Eymeric Segard, chief executive of private jet hire LunaJets, adds: “With private aviation, executives can travel to two or three European capitals in the same day, or fly to smaller airports that are in fact much closer to the final destination or to home. If you count all this time saving and its value for the company, then business aviation is an investment, not an expense.”

British Airways and others are keen to defend their offering. “Customers travelling in Club World or Club Europe can take advantage of our extensive network of lounges around the world,” says a BA spokesman. “Last year, we celebrated the fifth anniversary of our unique Club World London City service.” Offering just 32 full-flat bed seats between London City and New York JFK, the sole business class-only service between the world’s two financial centres, it offers much of the comfort and exclusivity of a private jet. Recently, BA re-launched its SME programme On Business, allowing small and medium-sized businesses to earn and spend points.

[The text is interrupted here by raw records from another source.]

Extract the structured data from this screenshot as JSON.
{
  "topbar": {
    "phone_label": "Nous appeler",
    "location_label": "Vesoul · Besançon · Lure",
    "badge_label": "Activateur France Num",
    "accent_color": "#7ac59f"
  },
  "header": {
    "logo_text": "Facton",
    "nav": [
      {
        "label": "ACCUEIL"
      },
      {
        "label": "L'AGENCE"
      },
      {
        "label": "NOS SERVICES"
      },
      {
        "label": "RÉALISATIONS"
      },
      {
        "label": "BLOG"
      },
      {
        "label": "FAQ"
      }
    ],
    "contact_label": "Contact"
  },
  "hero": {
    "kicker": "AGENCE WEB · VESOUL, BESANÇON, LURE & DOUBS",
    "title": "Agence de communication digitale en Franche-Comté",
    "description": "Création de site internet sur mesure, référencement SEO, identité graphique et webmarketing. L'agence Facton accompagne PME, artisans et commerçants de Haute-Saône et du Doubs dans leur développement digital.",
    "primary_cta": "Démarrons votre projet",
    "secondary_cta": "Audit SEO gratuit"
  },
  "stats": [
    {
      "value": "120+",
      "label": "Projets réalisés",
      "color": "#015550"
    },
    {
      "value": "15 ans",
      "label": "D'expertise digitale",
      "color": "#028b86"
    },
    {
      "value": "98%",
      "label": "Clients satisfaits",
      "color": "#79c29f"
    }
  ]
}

However, Caroline Strachan of American Express Global Business Travel maintains most travellers prefer to use scheduled airlines via Heathrow. “We find most senior businesspeople are based in London and the Home Counties, and so it’s most convenient for them,” she says. There has been a move from business to economy, especially for short haul, says Ms Strachan. However, she sounds a note of caution to companies looking to reduce their travel costs further in sectors where the talent is tight. “Offering business-class travel to potential employees can be an important differentiator,” she says.

The increase in business passengers travelling economy or no frills has seen additional services spring up to make the experience a little bit more luxurious. No.1 is a service that provides a range of lounges and premium products to improve the pre-flight experience, regardless of airline or seat class. It’s increasing its footprint at Gatwick by 70 per cent this year.

“Slightly better food and a curtain are essentially the only benefits a business traveller gets out of a short-haul flight,” says No.1’s founder Phil Cameron. “The real value is on the ground: being able to optimise time before the flight, by speeding through security and having the right services available on demand during the waiting time that follows. If the objective of business-class travel is to arrive fresh, bolting on lounge access to a premium economy flight is easily justifiable for the business traveller.”